• _Exercise goal_:
Filter this listing down to the lines that contain the word "JSON", and copy them.

[Start of Attachment]

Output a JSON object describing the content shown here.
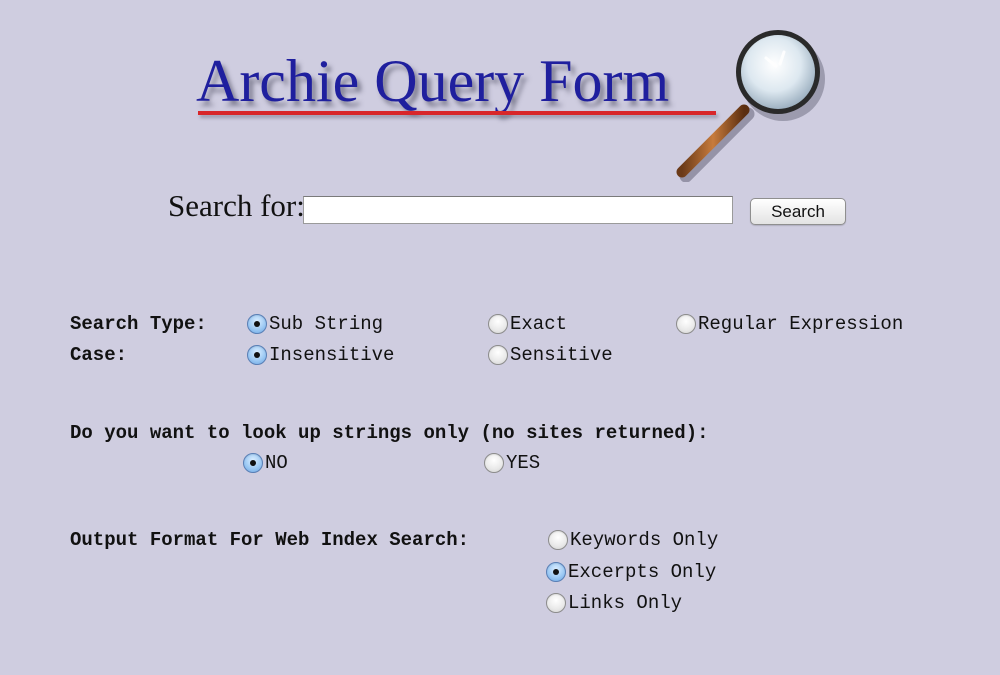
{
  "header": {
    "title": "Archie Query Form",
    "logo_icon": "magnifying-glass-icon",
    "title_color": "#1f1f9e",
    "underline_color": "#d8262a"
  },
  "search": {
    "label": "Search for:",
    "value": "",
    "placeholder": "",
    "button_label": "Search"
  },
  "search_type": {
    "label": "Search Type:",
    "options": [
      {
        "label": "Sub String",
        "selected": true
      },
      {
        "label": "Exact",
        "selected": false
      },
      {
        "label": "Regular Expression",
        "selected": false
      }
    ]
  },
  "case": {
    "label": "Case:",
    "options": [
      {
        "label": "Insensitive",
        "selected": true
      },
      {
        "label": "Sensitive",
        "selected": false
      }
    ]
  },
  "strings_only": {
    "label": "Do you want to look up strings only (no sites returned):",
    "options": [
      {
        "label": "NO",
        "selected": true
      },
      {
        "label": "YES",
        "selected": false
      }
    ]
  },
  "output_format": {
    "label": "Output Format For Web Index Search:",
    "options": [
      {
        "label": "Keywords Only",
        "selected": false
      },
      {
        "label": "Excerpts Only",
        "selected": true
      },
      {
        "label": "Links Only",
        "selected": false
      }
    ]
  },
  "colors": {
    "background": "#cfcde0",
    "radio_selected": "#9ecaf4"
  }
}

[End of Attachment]
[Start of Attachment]

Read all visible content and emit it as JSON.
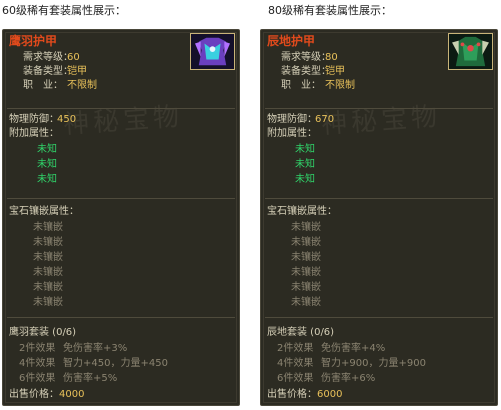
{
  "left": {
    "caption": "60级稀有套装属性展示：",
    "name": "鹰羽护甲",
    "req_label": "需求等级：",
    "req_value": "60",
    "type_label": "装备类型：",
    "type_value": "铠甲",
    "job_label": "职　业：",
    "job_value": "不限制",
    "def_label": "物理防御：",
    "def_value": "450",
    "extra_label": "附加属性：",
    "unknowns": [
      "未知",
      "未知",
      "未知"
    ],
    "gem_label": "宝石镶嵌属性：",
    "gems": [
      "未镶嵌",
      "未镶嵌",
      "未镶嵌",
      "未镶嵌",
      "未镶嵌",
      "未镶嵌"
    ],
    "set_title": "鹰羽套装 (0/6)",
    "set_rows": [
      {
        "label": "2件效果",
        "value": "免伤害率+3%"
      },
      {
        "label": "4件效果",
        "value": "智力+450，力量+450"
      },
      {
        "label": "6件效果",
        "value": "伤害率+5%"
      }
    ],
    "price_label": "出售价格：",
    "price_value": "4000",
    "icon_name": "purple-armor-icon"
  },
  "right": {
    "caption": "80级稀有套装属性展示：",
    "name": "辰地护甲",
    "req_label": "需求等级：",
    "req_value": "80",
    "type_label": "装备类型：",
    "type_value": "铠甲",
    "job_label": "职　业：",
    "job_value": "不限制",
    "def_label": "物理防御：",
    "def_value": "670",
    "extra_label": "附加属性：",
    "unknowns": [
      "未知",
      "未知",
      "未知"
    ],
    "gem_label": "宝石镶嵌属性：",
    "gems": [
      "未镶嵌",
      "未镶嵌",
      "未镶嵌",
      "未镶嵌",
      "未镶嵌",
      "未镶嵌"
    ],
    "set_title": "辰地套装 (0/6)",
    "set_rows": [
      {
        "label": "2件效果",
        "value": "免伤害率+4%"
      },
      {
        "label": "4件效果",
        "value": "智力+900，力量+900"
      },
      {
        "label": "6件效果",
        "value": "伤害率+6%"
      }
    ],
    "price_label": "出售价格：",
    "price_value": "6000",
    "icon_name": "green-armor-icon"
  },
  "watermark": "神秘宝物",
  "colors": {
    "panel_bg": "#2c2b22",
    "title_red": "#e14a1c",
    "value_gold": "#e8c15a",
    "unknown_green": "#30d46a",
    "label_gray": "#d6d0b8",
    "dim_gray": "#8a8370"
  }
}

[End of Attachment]
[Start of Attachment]

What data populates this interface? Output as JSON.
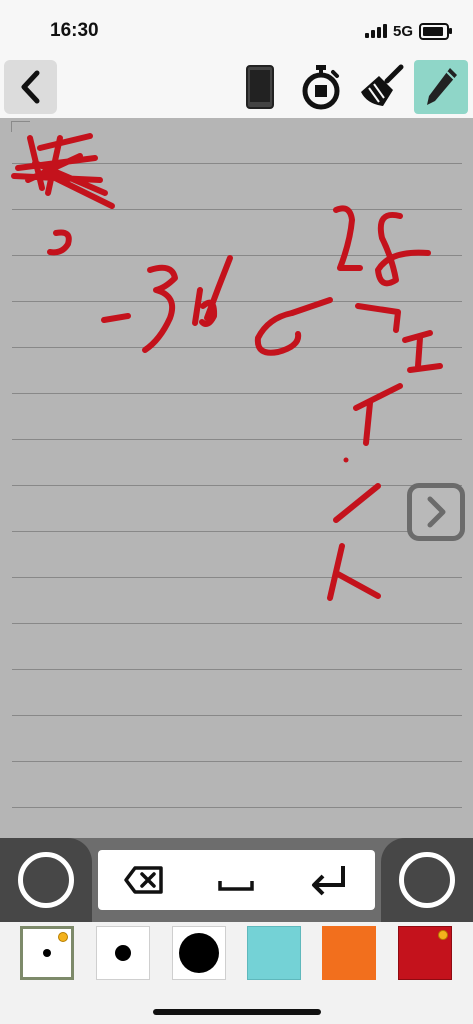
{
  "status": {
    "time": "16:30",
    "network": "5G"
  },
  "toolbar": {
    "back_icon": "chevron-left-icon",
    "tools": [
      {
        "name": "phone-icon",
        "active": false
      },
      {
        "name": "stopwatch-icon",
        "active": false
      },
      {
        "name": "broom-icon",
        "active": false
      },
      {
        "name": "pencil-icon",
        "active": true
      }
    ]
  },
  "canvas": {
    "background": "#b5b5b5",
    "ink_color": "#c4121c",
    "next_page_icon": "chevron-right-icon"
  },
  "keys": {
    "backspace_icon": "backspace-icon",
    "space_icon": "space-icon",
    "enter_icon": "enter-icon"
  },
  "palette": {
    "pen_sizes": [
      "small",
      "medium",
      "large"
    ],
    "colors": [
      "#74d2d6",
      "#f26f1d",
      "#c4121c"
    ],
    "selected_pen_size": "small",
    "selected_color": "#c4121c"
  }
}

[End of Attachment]

• _Answer below_:
Output a JSON object describing the content shown here.
Read all visible content and emit it as JSON.
What data populates this interface? Output as JSON.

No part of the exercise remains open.